Understanding the Pantone Matching System and Consistent Branding
Australia is both a continent and a country. However, the Australian continent is not the same as the country with the same name. The continent of Australia consists of three countries, namely New Zealand, Papua New Guinea, and Australia. Australia is the sixth-largest country and is an island country without any shared land borders. Australia has a large number of businesses with more than 2.3 million registered establishments, according to 2019 statistics.
The success of a business is mostly dependent on consistency. If a business is consistent with the quality of products and services, this company will become successful. Take a look at some of the most famous Australian brands, such as Qantas, Vegemite, and Arnott’s. All of these three brands have consistently delivered high-quality products and services. Likewise, companies should also be consistent with the use of their logo and colours. Therefore, the colours of a company logo must be consistent by using the Pantone Matching System that companies such as Seaga Group Australia provide.
What is the Pantone Matching System or PMS?
The Pantone Matching System was a brainchild of Lawrence Herbet, who in 1963 created a system of standardising the colours of ink using calculated measurements of ink mixing. The result was a system of 1867 solid spot colours that can be replicated anytime and anywhere. The PMS system has become universally accepted, and it is the system used by large corporations to ensure that their branding is consistent in every country they are in. This is the reason why corporations such as Coca-Cola can produce the exact shade of red in their branding throughout the years. The exact red used by Coca-Cola, for example, has a code of PMS 75-1. This coding means that a printer that will produce Coca-Cola marketing materials need to use the same PMS red colour in all their printing output.
The Reason to Use PMS Color Matching
Colour is subjective depending on the person seeing the colour. This subjectiveness of colour is the reason why the Pantone Matching System is important. When you use the PMS coding for colour, this is universal no matter who you will hire to print your materials. To get the exact PMS colour, the system will already have the printer’s instructions on how to accurately mix ink colours to get the exact colour every time.
When to Use Pantone Matching Systems

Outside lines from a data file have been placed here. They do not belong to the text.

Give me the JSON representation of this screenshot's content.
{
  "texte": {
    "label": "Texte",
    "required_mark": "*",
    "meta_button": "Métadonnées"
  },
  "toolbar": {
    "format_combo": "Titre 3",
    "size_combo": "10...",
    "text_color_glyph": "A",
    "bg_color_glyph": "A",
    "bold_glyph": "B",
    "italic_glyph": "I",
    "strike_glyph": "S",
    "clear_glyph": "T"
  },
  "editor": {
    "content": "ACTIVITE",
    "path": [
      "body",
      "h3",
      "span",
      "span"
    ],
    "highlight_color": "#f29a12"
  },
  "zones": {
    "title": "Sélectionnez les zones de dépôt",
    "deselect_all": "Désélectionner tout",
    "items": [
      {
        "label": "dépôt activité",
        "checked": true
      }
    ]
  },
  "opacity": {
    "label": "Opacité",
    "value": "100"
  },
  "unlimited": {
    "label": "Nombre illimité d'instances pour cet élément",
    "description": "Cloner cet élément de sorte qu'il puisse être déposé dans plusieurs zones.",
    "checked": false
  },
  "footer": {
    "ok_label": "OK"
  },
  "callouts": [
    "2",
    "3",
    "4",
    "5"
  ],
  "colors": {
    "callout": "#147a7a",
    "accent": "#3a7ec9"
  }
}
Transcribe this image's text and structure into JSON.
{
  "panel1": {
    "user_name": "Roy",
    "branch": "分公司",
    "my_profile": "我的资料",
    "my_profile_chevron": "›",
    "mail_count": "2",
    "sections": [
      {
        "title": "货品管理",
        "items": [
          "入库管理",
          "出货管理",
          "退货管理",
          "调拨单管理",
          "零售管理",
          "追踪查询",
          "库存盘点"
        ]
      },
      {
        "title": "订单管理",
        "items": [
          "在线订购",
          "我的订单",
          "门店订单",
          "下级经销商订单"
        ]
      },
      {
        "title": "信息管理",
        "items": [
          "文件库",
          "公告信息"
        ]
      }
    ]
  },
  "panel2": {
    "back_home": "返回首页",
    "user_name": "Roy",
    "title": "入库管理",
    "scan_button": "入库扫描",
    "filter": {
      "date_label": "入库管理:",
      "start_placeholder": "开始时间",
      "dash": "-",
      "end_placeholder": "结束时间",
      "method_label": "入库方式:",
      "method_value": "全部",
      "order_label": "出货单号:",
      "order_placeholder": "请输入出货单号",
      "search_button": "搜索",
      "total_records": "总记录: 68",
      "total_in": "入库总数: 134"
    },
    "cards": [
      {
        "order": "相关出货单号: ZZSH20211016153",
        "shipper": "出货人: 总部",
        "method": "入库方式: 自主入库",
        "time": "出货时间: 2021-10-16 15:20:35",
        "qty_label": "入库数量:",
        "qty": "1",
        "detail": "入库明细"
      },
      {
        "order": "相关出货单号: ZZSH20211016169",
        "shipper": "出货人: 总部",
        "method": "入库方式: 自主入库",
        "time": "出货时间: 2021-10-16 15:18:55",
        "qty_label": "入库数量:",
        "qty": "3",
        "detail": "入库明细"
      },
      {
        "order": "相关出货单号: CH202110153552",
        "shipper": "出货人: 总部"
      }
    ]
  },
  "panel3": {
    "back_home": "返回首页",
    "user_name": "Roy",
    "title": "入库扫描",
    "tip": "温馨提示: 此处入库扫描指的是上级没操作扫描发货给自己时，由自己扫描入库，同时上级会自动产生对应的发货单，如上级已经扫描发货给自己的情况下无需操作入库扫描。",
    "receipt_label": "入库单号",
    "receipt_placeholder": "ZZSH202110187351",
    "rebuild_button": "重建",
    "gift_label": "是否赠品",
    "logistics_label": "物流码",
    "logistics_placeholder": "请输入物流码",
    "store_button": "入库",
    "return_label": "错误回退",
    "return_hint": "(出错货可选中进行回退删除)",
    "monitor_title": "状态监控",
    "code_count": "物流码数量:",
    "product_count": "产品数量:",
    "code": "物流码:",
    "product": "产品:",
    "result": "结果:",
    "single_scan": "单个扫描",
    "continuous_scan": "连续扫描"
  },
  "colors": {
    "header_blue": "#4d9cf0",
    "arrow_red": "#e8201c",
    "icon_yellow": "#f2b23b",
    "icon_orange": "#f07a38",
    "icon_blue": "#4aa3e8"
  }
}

If you want people to remember your brand, you need to ensure that your logo and products’ colours are consistent. It is, therefore, important that you ask the printers to use PMS colours. Here are some of the examples when using PMS is important.
Consistent Branding. When you see the iconic golden arches, you will immediately identify it with McDonald’s. However, what would you feel like if the golden arches you see are not as gold as you remember them? Will you doubt that establishment as being the real McDonald’s? Being consistent with the colours of your company logo will help ensure that you are building brand loyalty.
Outside the Range of CMYK. CMYK cannot produce some colours such as navy blue and bright orange. These colours are best produced using Pantone.
Creating consistent logos and branding is an important aspect of getting people to trust your brand. Companies such as Seaga Group Australia can help you set up your printing needs using the Pantone Matching System.